Personalize each presume. When I’m reading resumes of prospective employees, I’m immediately turned off when I know that the job hunter is sending the same resume and cover letter over and over again. Make it personal! Let your presume show that you really want to work for that specific company, not just any old company in the industry. Throw the company logo in the presentation and any images that you can find that show you did your research.

Tell us if you’ve used a presume to land a job interview!

The Hunt For A Job Is On!

With graduation season commencing (pun intended,) tens of thousands of graduates are looking for a job. The National Association of Colleges and Employers reported this year that the outlook is positive for college grads. However, everyone knows that doesn’t mean a job will be handed to you.
Aside from sprucing up your resume and doing some extra volunteer work, what are other ways to hone your hunting?

Research, research, research – So you found a perfect job and want to forward your cover letter and resume. Not so fast – look up the company first and do a little sleuthing.  Something as simple as determining precisely where the company is located helps tremendously in tailoring your cover letter (“I look forward to sampling the apple pie your city’s famous for”). Employers like knowing that you went the extra mile to get to know the company beforehand.

Talk amongst yourselves – Informal interviews are a great source for finding out more details about the position or industry in which you are interested.  Do you have friends at similar companies or friends of friends? Or parents of friends? Soak this information up like a sponge!

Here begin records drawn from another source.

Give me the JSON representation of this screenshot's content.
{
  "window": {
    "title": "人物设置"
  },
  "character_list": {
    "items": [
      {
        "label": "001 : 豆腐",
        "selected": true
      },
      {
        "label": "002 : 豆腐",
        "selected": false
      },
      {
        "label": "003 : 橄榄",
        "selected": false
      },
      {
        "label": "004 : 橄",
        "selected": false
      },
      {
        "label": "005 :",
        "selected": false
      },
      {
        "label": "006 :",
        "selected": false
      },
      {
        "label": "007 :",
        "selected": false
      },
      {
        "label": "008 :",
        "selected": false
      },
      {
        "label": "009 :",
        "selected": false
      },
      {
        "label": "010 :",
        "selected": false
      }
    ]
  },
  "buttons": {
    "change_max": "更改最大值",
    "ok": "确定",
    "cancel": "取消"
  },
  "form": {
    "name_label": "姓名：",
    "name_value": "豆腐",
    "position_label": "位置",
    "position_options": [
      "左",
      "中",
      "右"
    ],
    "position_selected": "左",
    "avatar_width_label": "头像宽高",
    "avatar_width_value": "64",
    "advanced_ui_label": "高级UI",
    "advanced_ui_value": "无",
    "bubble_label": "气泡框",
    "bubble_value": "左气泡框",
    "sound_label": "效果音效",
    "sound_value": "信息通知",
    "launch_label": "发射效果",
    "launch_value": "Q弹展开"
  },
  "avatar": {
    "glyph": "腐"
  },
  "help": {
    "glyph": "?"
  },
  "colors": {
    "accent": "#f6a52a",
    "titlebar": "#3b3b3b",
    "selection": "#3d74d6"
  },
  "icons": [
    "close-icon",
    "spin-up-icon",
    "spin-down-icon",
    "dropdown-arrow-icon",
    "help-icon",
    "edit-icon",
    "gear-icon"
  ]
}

People “in the biz” can give you a great overview of the environment that you can’t learn in an hour long class.

Accept rejections gracefully –No one likes rejection, but it’s bound to happen and not every job will be suitable for you. With each rejection, take time to understand why the job wasn’t for you; learn what mistakes you might have made and move on to the next application.

Networking = net worth! – Let’s say you didn’t get a job you interviewed for. Do not criticize the company and/or interviewer; instead form a professional relationship with them. This position may not have been the one for you, but down the road the company may come calling because you stayed in the their good graces.